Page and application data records

* * * * *

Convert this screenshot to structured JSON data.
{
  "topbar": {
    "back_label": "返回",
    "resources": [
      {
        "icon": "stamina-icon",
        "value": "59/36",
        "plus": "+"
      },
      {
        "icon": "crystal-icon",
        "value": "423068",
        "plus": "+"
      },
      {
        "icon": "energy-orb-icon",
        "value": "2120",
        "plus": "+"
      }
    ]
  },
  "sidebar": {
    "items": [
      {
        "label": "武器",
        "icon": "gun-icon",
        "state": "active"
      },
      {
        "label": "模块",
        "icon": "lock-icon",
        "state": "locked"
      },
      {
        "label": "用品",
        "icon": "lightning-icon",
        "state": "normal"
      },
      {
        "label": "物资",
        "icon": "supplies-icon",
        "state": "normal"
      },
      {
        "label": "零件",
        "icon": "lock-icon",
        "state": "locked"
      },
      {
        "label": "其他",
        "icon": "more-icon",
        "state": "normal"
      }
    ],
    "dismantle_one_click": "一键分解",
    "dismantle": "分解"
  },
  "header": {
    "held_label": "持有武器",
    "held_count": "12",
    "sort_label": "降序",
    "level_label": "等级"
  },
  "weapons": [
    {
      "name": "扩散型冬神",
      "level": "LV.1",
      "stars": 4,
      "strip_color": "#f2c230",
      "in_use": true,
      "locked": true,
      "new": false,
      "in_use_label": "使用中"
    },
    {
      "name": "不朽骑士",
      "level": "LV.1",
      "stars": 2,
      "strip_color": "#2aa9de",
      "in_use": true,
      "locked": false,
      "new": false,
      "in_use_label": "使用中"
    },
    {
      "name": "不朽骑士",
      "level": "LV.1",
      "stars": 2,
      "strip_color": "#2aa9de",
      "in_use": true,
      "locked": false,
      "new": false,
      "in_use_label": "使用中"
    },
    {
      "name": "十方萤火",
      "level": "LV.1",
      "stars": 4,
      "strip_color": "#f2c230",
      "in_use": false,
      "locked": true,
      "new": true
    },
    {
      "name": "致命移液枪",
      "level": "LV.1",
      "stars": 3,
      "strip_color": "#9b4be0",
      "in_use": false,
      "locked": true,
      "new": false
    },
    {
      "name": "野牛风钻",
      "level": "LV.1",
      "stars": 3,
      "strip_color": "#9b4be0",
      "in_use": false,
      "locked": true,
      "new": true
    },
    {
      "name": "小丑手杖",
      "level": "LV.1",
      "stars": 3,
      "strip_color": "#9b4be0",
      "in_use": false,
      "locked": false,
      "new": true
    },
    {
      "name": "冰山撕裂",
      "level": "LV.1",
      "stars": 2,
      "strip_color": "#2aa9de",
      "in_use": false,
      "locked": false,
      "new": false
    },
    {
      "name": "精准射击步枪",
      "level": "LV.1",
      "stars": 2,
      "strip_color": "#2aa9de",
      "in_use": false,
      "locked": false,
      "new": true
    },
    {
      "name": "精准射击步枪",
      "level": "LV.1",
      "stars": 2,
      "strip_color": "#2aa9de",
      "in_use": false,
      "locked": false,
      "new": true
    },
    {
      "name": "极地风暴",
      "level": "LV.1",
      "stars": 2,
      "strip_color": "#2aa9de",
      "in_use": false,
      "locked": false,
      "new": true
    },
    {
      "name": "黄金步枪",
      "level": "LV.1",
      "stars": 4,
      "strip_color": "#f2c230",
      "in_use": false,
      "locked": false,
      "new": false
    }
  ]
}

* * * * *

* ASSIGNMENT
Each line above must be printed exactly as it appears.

* RESPONSE AREA
Convert this screenshot to structured JSON data.
{
  "topbar": {
    "back_label": "返回",
    "resources": [
      {
        "icon": "stamina-icon",
        "value": "59/36",
        "plus": "+"
      },
      {
        "icon": "crystal-icon",
        "value": "423068",
        "plus": "+"
      },
      {
        "icon": "energy-orb-icon",
        "value": "2120",
        "plus": "+"
      }
    ]
  },
  "sidebar": {
    "items": [
      {
        "label": "武器",
        "icon": "gun-icon",
        "state": "active"
      },
      {
        "label": "模块",
        "icon": "lock-icon",
        "state": "locked"
      },
      {
        "label": "用品",
        "icon": "lightning-icon",
        "state": "normal"
      },
      {
        "label": "物资",
        "icon": "supplies-icon",
        "state": "normal"
      },
      {
        "label": "零件",
        "icon": "lock-icon",
        "state": "locked"
      },
      {
        "label": "其他",
        "icon": "more-icon",
        "state": "normal"
      }
    ],
    "dismantle_one_click": "一键分解",
    "dismantle": "分解"
  },
  "header": {
    "held_label": "持有武器",
    "held_count": "12",
    "sort_label": "降序",
    "level_label": "等级"
  },
  "weapons": [
    {
      "name": "扩散型冬神",
      "level": "LV.1",
      "stars": 4,
      "strip_color": "#f2c230",
      "in_use": true,
      "locked": true,
      "new": false,
      "in_use_label": "使用中"
    },
    {
      "name": "不朽骑士",
      "level": "LV.1",
      "stars": 2,
      "strip_color": "#2aa9de",
      "in_use": true,
      "locked": false,
      "new": false,
      "in_use_label": "使用中"
    },
    {
      "name": "不朽骑士",
      "level": "LV.1",
      "stars": 2,
      "strip_color": "#2aa9de",
      "in_use": true,
      "locked": false,
      "new": false,
      "in_use_label": "使用中"
    },
    {
      "name": "十方萤火",
      "level": "LV.1",
      "stars": 4,
      "strip_color": "#f2c230",
      "in_use": false,
      "locked": true,
      "new": true
    },
    {
      "name": "致命移液枪",
      "level": "LV.1",
      "stars": 3,
      "strip_color": "#9b4be0",
      "in_use": false,
      "locked": true,
      "new": false
    },
    {
      "name": "野牛风钻",
      "level": "LV.1",
      "stars": 3,
      "strip_color": "#9b4be0",
      "in_use": false,
      "locked": true,
      "new": true
    },
    {
      "name": "小丑手杖",
      "level": "LV.1",
      "stars": 3,
      "strip_color": "#9b4be0",
      "in_use": false,
      "locked": false,
      "new": true
    },
    {
      "name": "冰山撕裂",
      "level": "LV.1",
      "stars": 2,
      "strip_color": "#2aa9de",
      "in_use": false,
      "locked": false,
      "new": false
    },
    {
      "name": "精准射击步枪",
      "level": "LV.1",
      "stars": 2,
      "strip_color": "#2aa9de",
      "in_use": false,
      "locked": false,
      "new": true
    },
    {
      "name": "精准射击步枪",
      "level": "LV.1",
      "stars": 2,
      "strip_color": "#2aa9de",
      "in_use": false,
      "locked": false,
      "new": true
    },
    {
      "name": "极地风暴",
      "level": "LV.1",
      "stars": 2,
      "strip_color": "#2aa9de",
      "in_use": false,
      "locked": false,
      "new": true
    },
    {
      "name": "黄金步枪",
      "level": "LV.1",
      "stars": 4,
      "strip_color": "#f2c230",
      "in_use": false,
      "locked": false,
      "new": false
    }
  ]
}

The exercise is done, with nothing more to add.